==== Input records
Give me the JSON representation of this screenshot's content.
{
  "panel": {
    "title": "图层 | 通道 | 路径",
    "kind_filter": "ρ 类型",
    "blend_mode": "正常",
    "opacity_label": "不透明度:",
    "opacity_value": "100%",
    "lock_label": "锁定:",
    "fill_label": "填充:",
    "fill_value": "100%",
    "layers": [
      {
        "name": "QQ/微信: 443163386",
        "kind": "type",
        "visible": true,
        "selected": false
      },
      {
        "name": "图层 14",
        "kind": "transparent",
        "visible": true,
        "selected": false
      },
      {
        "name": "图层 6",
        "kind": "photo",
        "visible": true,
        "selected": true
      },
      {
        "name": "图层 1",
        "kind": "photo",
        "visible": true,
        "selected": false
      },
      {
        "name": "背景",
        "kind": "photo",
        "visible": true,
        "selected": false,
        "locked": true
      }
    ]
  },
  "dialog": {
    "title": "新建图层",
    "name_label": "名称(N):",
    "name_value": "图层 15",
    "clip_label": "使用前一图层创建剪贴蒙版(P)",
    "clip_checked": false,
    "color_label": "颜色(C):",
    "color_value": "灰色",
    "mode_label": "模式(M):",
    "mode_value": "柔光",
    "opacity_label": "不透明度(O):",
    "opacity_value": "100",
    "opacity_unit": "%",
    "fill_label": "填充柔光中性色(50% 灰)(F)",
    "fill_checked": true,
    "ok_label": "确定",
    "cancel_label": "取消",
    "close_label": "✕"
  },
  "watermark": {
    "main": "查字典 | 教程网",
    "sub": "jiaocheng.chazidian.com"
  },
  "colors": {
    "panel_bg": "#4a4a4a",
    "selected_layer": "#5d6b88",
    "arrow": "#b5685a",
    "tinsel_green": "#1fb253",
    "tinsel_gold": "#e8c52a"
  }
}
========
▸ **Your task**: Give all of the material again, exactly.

▸ **Exercise output**:
Give me the JSON representation of this screenshot's content.
{
  "panel": {
    "title": "图层 | 通道 | 路径",
    "kind_filter": "ρ 类型",
    "blend_mode": "正常",
    "opacity_label": "不透明度:",
    "opacity_value": "100%",
    "lock_label": "锁定:",
    "fill_label": "填充:",
    "fill_value": "100%",
    "layers": [
      {
        "name": "QQ/微信: 443163386",
        "kind": "type",
        "visible": true,
        "selected": false
      },
      {
        "name": "图层 14",
        "kind": "transparent",
        "visible": true,
        "selected": false
      },
      {
        "name": "图层 6",
        "kind": "photo",
        "visible": true,
        "selected": true
      },
      {
        "name": "图层 1",
        "kind": "photo",
        "visible": true,
        "selected": false
      },
      {
        "name": "背景",
        "kind": "photo",
        "visible": true,
        "selected": false,
        "locked": true
      }
    ]
  },
  "dialog": {
    "title": "新建图层",
    "name_label": "名称(N):",
    "name_value": "图层 15",
    "clip_label": "使用前一图层创建剪贴蒙版(P)",
    "clip_checked": false,
    "color_label": "颜色(C):",
    "color_value": "灰色",
    "mode_label": "模式(M):",
    "mode_value": "柔光",
    "opacity_label": "不透明度(O):",
    "opacity_value": "100",
    "opacity_unit": "%",
    "fill_label": "填充柔光中性色(50% 灰)(F)",
    "fill_checked": true,
    "ok_label": "确定",
    "cancel_label": "取消",
    "close_label": "✕"
  },
  "watermark": {
    "main": "查字典 | 教程网",
    "sub": "jiaocheng.chazidian.com"
  },
  "colors": {
    "panel_bg": "#4a4a4a",
    "selected_layer": "#5d6b88",
    "arrow": "#b5685a",
    "tinsel_green": "#1fb253",
    "tinsel_gold": "#e8c52a"
  }
}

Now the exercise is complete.